▶ [Materials provided]:

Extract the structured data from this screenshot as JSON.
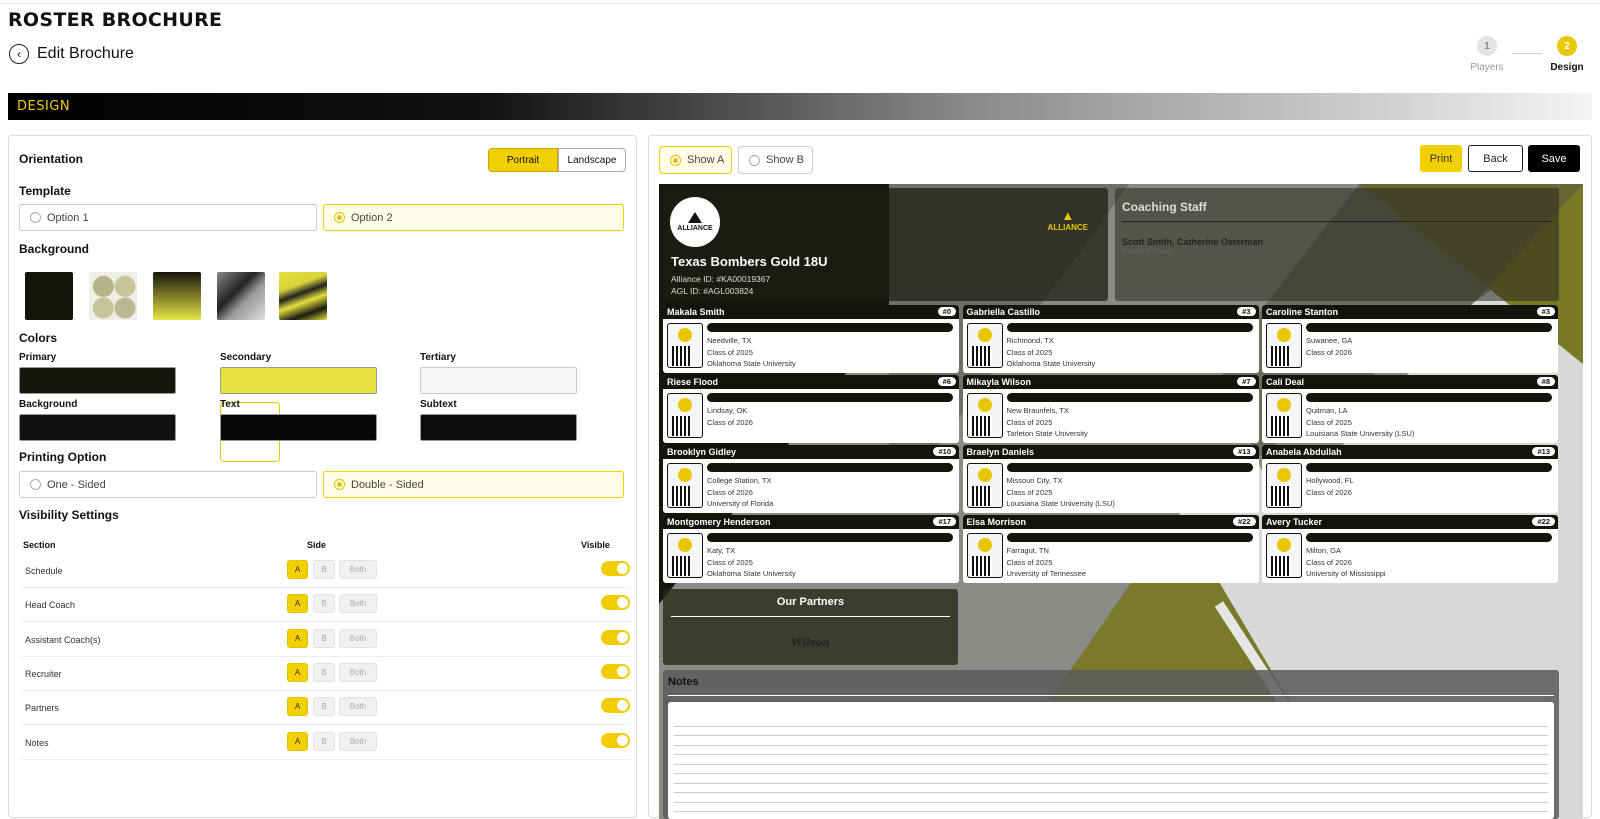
{
  "app": {
    "brand": "ROSTER BROCHURE",
    "back_label": "Edit Brochure",
    "banner": "DESIGN"
  },
  "stepper": [
    {
      "num": "1",
      "label": "Players"
    },
    {
      "num": "2",
      "label": "Design"
    }
  ],
  "panel": {
    "orientation": {
      "label": "Orientation",
      "options": [
        "Portrait",
        "Landscape"
      ],
      "selected": "Portrait"
    },
    "template": {
      "label": "Template",
      "options": [
        "Option 1",
        "Option 2"
      ],
      "selected": "Option 2"
    },
    "background": {
      "label": "Background",
      "selected_index": 3
    },
    "colors": {
      "label": "Colors",
      "fields": [
        {
          "label": "Primary",
          "value": "#15150b"
        },
        {
          "label": "Secondary",
          "value": "#e6e23d"
        },
        {
          "label": "Tertiary",
          "value": "#f6f6f6"
        },
        {
          "label": "Background",
          "value": "#111111"
        },
        {
          "label": "Text",
          "value": "#060606"
        },
        {
          "label": "Subtext",
          "value": "#0b0b0b"
        }
      ]
    },
    "printing": {
      "label": "Printing Option",
      "options": [
        "One - Sided",
        "Double - Sided"
      ],
      "selected": "Double - Sided"
    },
    "visibility": {
      "label": "Visibility Settings",
      "headers": [
        "Section",
        "Side",
        "Visible"
      ],
      "side_options": [
        "A",
        "B",
        "Both"
      ],
      "rows": [
        {
          "section": "Schedule",
          "side": "A",
          "visible": true
        },
        {
          "section": "Head Coach",
          "side": "A",
          "visible": true
        },
        {
          "section": "Assistant Coach(s)",
          "side": "A",
          "visible": true
        },
        {
          "section": "Recruiter",
          "side": "A",
          "visible": true
        },
        {
          "section": "Partners",
          "side": "A",
          "visible": true
        },
        {
          "section": "Notes",
          "side": "A",
          "visible": true
        }
      ]
    }
  },
  "preview": {
    "show_options": [
      "Show A",
      "Show B"
    ],
    "selected_show": "Show A",
    "actions": {
      "print": "Print",
      "back": "Back",
      "save": "Save"
    },
    "team": {
      "logo_text": "ALLIANCE",
      "name": "Texas Bombers Gold 18U",
      "alliance_id": "Alliance ID: #KA00019367",
      "agl_id": "AGL ID: #AGL003824"
    },
    "coaching": {
      "title": "Coaching Staff",
      "names": "Scott Smith, Catherine Osterman",
      "role": "Assistant Coach"
    },
    "players": [
      {
        "name": "Makala Smith",
        "number": "#0",
        "lines": [
          "Needville, TX",
          "Class of 2025",
          "Oklahoma State University"
        ]
      },
      {
        "name": "Gabriella Castillo",
        "number": "#3",
        "lines": [
          "Richmond, TX",
          "Class of 2025",
          "Oklahoma State University"
        ]
      },
      {
        "name": "Caroline Stanton",
        "number": "#3",
        "lines": [
          "Suwanee, GA",
          "Class of 2026",
          ""
        ]
      },
      {
        "name": "Riese Flood",
        "number": "#6",
        "lines": [
          "Lindsay, OK",
          "Class of 2026",
          ""
        ]
      },
      {
        "name": "Mikayla Wilson",
        "number": "#7",
        "lines": [
          "New Braunfels, TX",
          "Class of 2025",
          "Tarleton State University"
        ]
      },
      {
        "name": "Cali Deal",
        "number": "#8",
        "lines": [
          "Quitman, LA",
          "Class of 2025",
          "Louisiana State University (LSU)"
        ]
      },
      {
        "name": "Brooklyn Gidley",
        "number": "#10",
        "lines": [
          "College Station, TX",
          "Class of 2026",
          "University of Florida"
        ]
      },
      {
        "name": "Braelyn Daniels",
        "number": "#13",
        "lines": [
          "Missouri City, TX",
          "Class of 2025",
          "Louisiana State University (LSU)"
        ]
      },
      {
        "name": "Anabela Abdullah",
        "number": "#13",
        "lines": [
          "Hollywood, FL",
          "Class of 2026",
          ""
        ]
      },
      {
        "name": "Montgomery Henderson",
        "number": "#17",
        "lines": [
          "Katy, TX",
          "Class of 2025",
          "Oklahoma State University"
        ]
      },
      {
        "name": "Elsa Morrison",
        "number": "#22",
        "lines": [
          "Farragut, TN",
          "Class of 2025",
          "University of Tennessee"
        ]
      },
      {
        "name": "Avery Tucker",
        "number": "#22",
        "lines": [
          "Milton, GA",
          "Class of 2026",
          "University of Mississippi"
        ]
      }
    ],
    "partners": {
      "title": "Our Partners",
      "logo": "Wilson"
    },
    "notes": {
      "title": "Notes"
    }
  }
}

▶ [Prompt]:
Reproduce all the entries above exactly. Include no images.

▶ [Task result]:
Extract the structured data from this screenshot as JSON.
{
  "app": {
    "brand": "ROSTER BROCHURE",
    "back_label": "Edit Brochure",
    "banner": "DESIGN"
  },
  "stepper": [
    {
      "num": "1",
      "label": "Players"
    },
    {
      "num": "2",
      "label": "Design"
    }
  ],
  "panel": {
    "orientation": {
      "label": "Orientation",
      "options": [
        "Portrait",
        "Landscape"
      ],
      "selected": "Portrait"
    },
    "template": {
      "label": "Template",
      "options": [
        "Option 1",
        "Option 2"
      ],
      "selected": "Option 2"
    },
    "background": {
      "label": "Background",
      "selected_index": 3
    },
    "colors": {
      "label": "Colors",
      "fields": [
        {
          "label": "Primary",
          "value": "#15150b"
        },
        {
          "label": "Secondary",
          "value": "#e6e23d"
        },
        {
          "label": "Tertiary",
          "value": "#f6f6f6"
        },
        {
          "label": "Background",
          "value": "#111111"
        },
        {
          "label": "Text",
          "value": "#060606"
        },
        {
          "label": "Subtext",
          "value": "#0b0b0b"
        }
      ]
    },
    "printing": {
      "label": "Printing Option",
      "options": [
        "One - Sided",
        "Double - Sided"
      ],
      "selected": "Double - Sided"
    },
    "visibility": {
      "label": "Visibility Settings",
      "headers": [
        "Section",
        "Side",
        "Visible"
      ],
      "side_options": [
        "A",
        "B",
        "Both"
      ],
      "rows": [
        {
          "section": "Schedule",
          "side": "A",
          "visible": true
        },
        {
          "section": "Head Coach",
          "side": "A",
          "visible": true
        },
        {
          "section": "Assistant Coach(s)",
          "side": "A",
          "visible": true
        },
        {
          "section": "Recruiter",
          "side": "A",
          "visible": true
        },
        {
          "section": "Partners",
          "side": "A",
          "visible": true
        },
        {
          "section": "Notes",
          "side": "A",
          "visible": true
        }
      ]
    }
  },
  "preview": {
    "show_options": [
      "Show A",
      "Show B"
    ],
    "selected_show": "Show A",
    "actions": {
      "print": "Print",
      "back": "Back",
      "save": "Save"
    },
    "team": {
      "logo_text": "ALLIANCE",
      "name": "Texas Bombers Gold 18U",
      "alliance_id": "Alliance ID: #KA00019367",
      "agl_id": "AGL ID: #AGL003824"
    },
    "coaching": {
      "title": "Coaching Staff",
      "names": "Scott Smith, Catherine Osterman",
      "role": "Assistant Coach"
    },
    "players": [
      {
        "name": "Makala Smith",
        "number": "#0",
        "lines": [
          "Needville, TX",
          "Class of 2025",
          "Oklahoma State University"
        ]
      },
      {
        "name": "Gabriella Castillo",
        "number": "#3",
        "lines": [
          "Richmond, TX",
          "Class of 2025",
          "Oklahoma State University"
        ]
      },
      {
        "name": "Caroline Stanton",
        "number": "#3",
        "lines": [
          "Suwanee, GA",
          "Class of 2026",
          ""
        ]
      },
      {
        "name": "Riese Flood",
        "number": "#6",
        "lines": [
          "Lindsay, OK",
          "Class of 2026",
          ""
        ]
      },
      {
        "name": "Mikayla Wilson",
        "number": "#7",
        "lines": [
          "New Braunfels, TX",
          "Class of 2025",
          "Tarleton State University"
        ]
      },
      {
        "name": "Cali Deal",
        "number": "#8",
        "lines": [
          "Quitman, LA",
          "Class of 2025",
          "Louisiana State University (LSU)"
        ]
      },
      {
        "name": "Brooklyn Gidley",
        "number": "#10",
        "lines": [
          "College Station, TX",
          "Class of 2026",
          "University of Florida"
        ]
      },
      {
        "name": "Braelyn Daniels",
        "number": "#13",
        "lines": [
          "Missouri City, TX",
          "Class of 2025",
          "Louisiana State University (LSU)"
        ]
      },
      {
        "name": "Anabela Abdullah",
        "number": "#13",
        "lines": [
          "Hollywood, FL",
          "Class of 2026",
          ""
        ]
      },
      {
        "name": "Montgomery Henderson",
        "number": "#17",
        "lines": [
          "Katy, TX",
          "Class of 2025",
          "Oklahoma State University"
        ]
      },
      {
        "name": "Elsa Morrison",
        "number": "#22",
        "lines": [
          "Farragut, TN",
          "Class of 2025",
          "University of Tennessee"
        ]
      },
      {
        "name": "Avery Tucker",
        "number": "#22",
        "lines": [
          "Milton, GA",
          "Class of 2026",
          "University of Mississippi"
        ]
      }
    ],
    "partners": {
      "title": "Our Partners",
      "logo": "Wilson"
    },
    "notes": {
      "title": "Notes"
    }
  }
}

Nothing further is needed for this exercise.